My parents and my sister came over yesterday to do stuff. I got a call from mom who said: "we're coming over, we're going to help where we can, what time do you want us there?"
So they cleaned, threw my stockings filled with ice on to the roof, put plastic on a window, did laundry, changed some lightbulbs. Stuff you should do but put off.
My mom and dad - in their 70's - have been married 53 years. What a big deal! They seem physically smaller lately. But they are still giants in my eyes.
My mom has a forgiving heart, that whole unconditional love thing. A mom heart, I suppose. She'll give you her time, a loan, advice, a kick in the ass when you need it most and want it least. She's pretty. She has the white-gray hair you envy. She'll tell you she's wrinkly and wonders about a face lift. I'll tell you she looks great. A life, well-lived. In my eyes, the ideal of aging gracefully.
My dad is a quiet leader. He's honest and true, he lives by his convictions. I'd say that I live my life in gray places, in uncertain shadows. He lives a life in black and white. He wants to climb Mount Everest. At 70, he road his bike to New Orleans. He does these big things that make you go "wow" but he does these little things - taking the grandkids skiing or iceskating, coming over to fix my door and put in smoke detectors, he shows up at every single football game of my brother's - it's these little things that make me say wow.

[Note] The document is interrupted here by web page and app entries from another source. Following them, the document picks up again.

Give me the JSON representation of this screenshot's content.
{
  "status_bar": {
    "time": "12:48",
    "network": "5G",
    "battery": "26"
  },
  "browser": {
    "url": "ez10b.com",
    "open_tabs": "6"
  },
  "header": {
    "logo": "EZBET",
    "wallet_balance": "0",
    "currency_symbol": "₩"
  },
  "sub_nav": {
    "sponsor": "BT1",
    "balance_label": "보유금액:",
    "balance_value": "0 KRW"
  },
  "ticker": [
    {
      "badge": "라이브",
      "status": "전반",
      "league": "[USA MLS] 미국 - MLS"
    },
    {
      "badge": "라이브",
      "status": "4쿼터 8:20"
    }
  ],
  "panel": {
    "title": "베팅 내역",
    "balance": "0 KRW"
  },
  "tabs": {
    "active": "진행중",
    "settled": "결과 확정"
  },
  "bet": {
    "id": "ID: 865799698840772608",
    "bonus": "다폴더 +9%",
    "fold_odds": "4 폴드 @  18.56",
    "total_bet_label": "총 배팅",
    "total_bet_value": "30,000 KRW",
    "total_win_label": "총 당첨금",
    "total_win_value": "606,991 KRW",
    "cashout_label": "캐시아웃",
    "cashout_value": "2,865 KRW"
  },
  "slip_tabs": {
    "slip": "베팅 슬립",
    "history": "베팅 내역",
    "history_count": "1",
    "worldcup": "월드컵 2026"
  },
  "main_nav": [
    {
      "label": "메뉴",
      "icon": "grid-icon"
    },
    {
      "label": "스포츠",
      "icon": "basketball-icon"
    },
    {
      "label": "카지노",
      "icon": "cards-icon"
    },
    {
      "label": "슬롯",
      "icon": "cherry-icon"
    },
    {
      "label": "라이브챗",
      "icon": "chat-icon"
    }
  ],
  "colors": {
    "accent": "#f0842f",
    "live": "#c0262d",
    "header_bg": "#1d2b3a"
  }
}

My sister is 7 years younger than me. She's married with two boys. She's the energizer bunny. I don't know how she does it. She works. She's a full time mom. She took the time to come over and clean my laundry room when I'm sure she had 1000 other things to do. She came over with food I could put in the freezer,which is the third go-round on the food. "No big deal," she says, "just made some extra." It's a big deal.

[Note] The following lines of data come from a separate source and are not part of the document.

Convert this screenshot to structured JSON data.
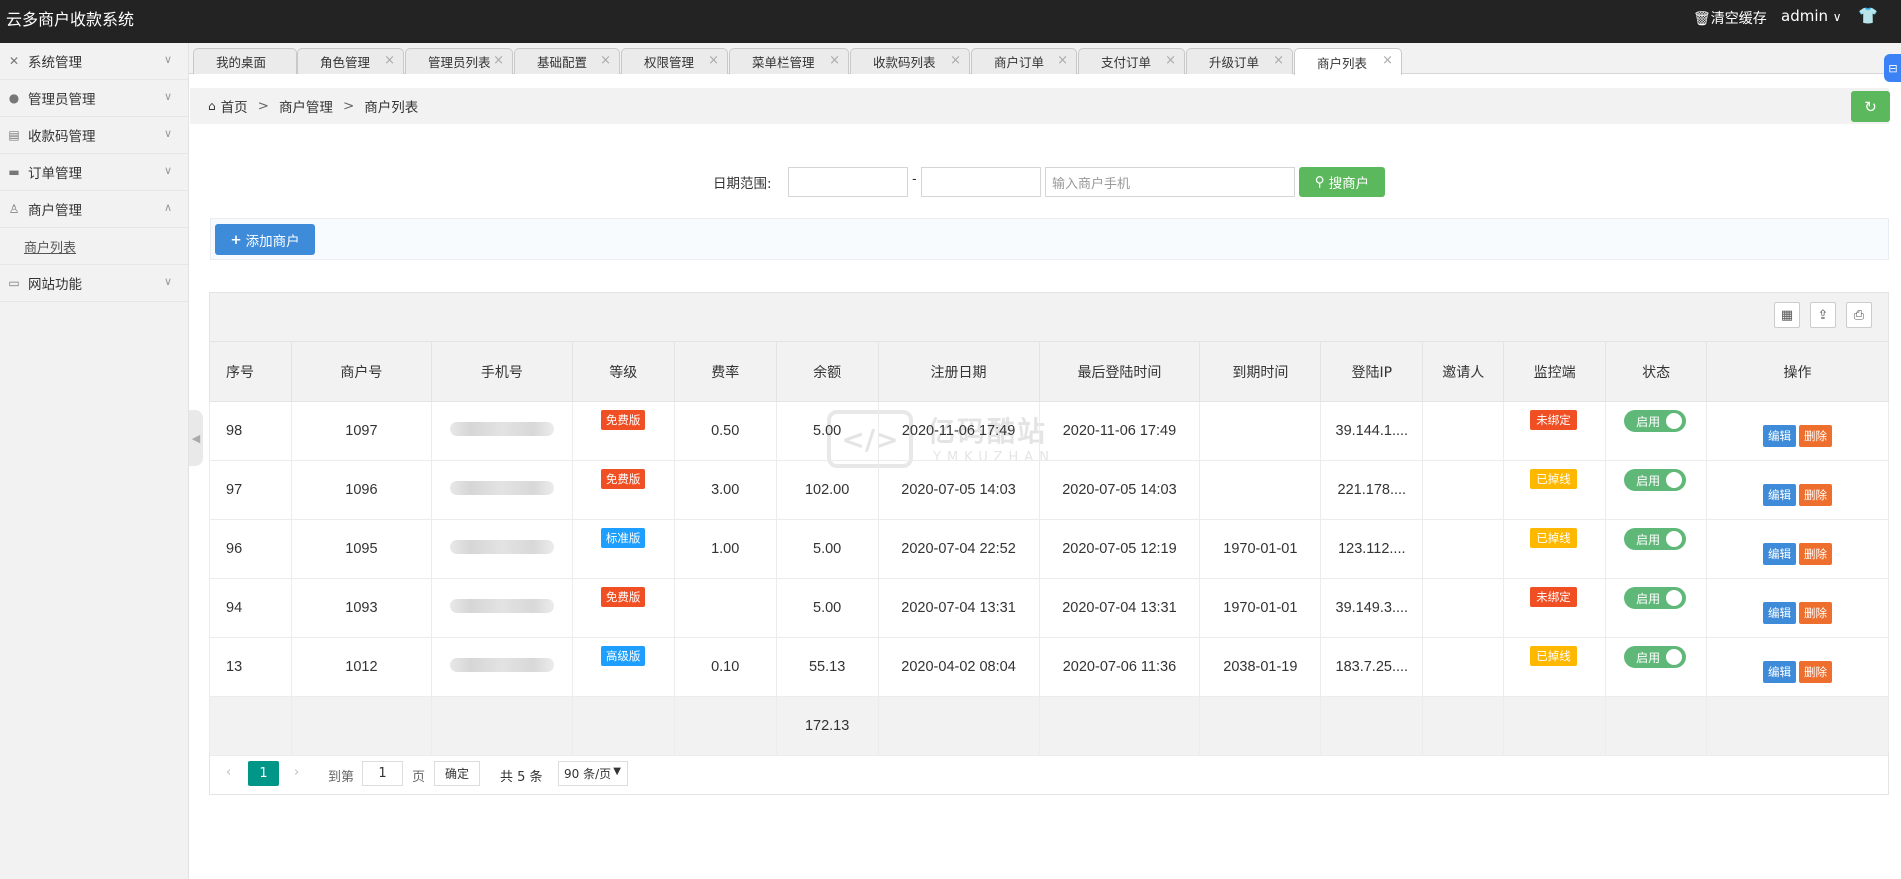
{
  "header": {
    "brand": "云多商户收款系统",
    "clear_cache": "清空缓存",
    "user": "admin",
    "user_arrow": "∨",
    "shirt_icon": "shirt-icon"
  },
  "sidebar": {
    "items": [
      {
        "label": "系统管理",
        "icon": "wrench-icon",
        "arrow": "∨"
      },
      {
        "label": "管理员管理",
        "icon": "user-icon",
        "arrow": "∨"
      },
      {
        "label": "收款码管理",
        "icon": "list-icon",
        "arrow": "∨"
      },
      {
        "label": "订单管理",
        "icon": "card-icon",
        "arrow": "∨"
      },
      {
        "label": "商户管理",
        "icon": "merchant-icon",
        "arrow": "∧"
      },
      {
        "label": "网站功能",
        "icon": "window-icon",
        "arrow": "∨"
      }
    ],
    "sub_item": "商户列表"
  },
  "tabs": [
    {
      "label": "我的桌面"
    },
    {
      "label": "角色管理"
    },
    {
      "label": "管理员列表"
    },
    {
      "label": "基础配置"
    },
    {
      "label": "权限管理"
    },
    {
      "label": "菜单栏管理"
    },
    {
      "label": "收款码列表"
    },
    {
      "label": "商户订单"
    },
    {
      "label": "支付订单"
    },
    {
      "label": "升级订单"
    },
    {
      "label": "商户列表"
    }
  ],
  "tab_close": "×",
  "breadcrumb": {
    "home": "首页",
    "level1": "商户管理",
    "level2": "商户列表",
    "sep": ">"
  },
  "search": {
    "date_label": "日期范围:",
    "dash": "-",
    "phone_placeholder": "输入商户手机",
    "button": "搜商户"
  },
  "add_button": "添加商户",
  "table": {
    "columns": [
      "序号",
      "商户号",
      "手机号",
      "等级",
      "费率",
      "余额",
      "注册日期",
      "最后登陆时间",
      "到期时间",
      "登陆IP",
      "邀请人",
      "监控端",
      "状态",
      "操作"
    ],
    "rows": [
      {
        "id": "98",
        "merchant": "1097",
        "level": "免费版",
        "level_type": "free",
        "rate": "0.50",
        "balance": "5.00",
        "reg": "2020-11-06 17:49",
        "last": "2020-11-06 17:49",
        "expire": "",
        "ip": "39.144.1....",
        "inviter": "",
        "monitor": "未绑定",
        "monitor_type": "red",
        "status": "启用"
      },
      {
        "id": "97",
        "merchant": "1096",
        "level": "免费版",
        "level_type": "free",
        "rate": "3.00",
        "balance": "102.00",
        "reg": "2020-07-05 14:03",
        "last": "2020-07-05 14:03",
        "expire": "",
        "ip": "221.178....",
        "inviter": "",
        "monitor": "已掉线",
        "monitor_type": "yel",
        "status": "启用"
      },
      {
        "id": "96",
        "merchant": "1095",
        "level": "标准版",
        "level_type": "std",
        "rate": "1.00",
        "balance": "5.00",
        "reg": "2020-07-04 22:52",
        "last": "2020-07-05 12:19",
        "expire": "1970-01-01",
        "ip": "123.112....",
        "inviter": "",
        "monitor": "已掉线",
        "monitor_type": "yel",
        "status": "启用"
      },
      {
        "id": "94",
        "merchant": "1093",
        "level": "免费版",
        "level_type": "free",
        "rate": "",
        "balance": "5.00",
        "reg": "2020-07-04 13:31",
        "last": "2020-07-04 13:31",
        "expire": "1970-01-01",
        "ip": "39.149.3....",
        "inviter": "",
        "monitor": "未绑定",
        "monitor_type": "red",
        "status": "启用"
      },
      {
        "id": "13",
        "merchant": "1012",
        "level": "高级版",
        "level_type": "adv",
        "rate": "0.10",
        "balance": "55.13",
        "reg": "2020-04-02 08:04",
        "last": "2020-07-06 11:36",
        "expire": "2038-01-19",
        "ip": "183.7.25....",
        "inviter": "",
        "monitor": "已掉线",
        "monitor_type": "yel",
        "status": "启用"
      }
    ],
    "total_balance": "172.13",
    "edit_label": "编辑",
    "delete_label": "删除"
  },
  "pager": {
    "prev": "‹",
    "current": "1",
    "next": "›",
    "goto": "到第",
    "page_input": "1",
    "page_unit": "页",
    "ok": "确定",
    "total": "共 5 条",
    "page_size": "90 条/页",
    "size_arrow": "▼"
  },
  "watermark": {
    "cn": "亿码酷站",
    "en": "YMKUZHAN",
    "symbol": "</>"
  },
  "colors": {
    "topbar": "#232323",
    "green": "#5cb85c",
    "blue": "#3e8bd9",
    "orange": "#ee6f2d",
    "red_badge": "#f04e23",
    "yellow_badge": "#ffb800",
    "teal_page": "#009688"
  }
}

I live in between my parents and my sister so we're close. Close in proximity. Close in heart.
My laundry is caught up and the laundry room is cleaned out. Bags of donations lugged up to the garage. It feels good, light. One or two less worries. But what feels even better is the knowledge that when I need it, even when I don't ask, my family is there.
I'm a grateful daughter. A fortunate sister.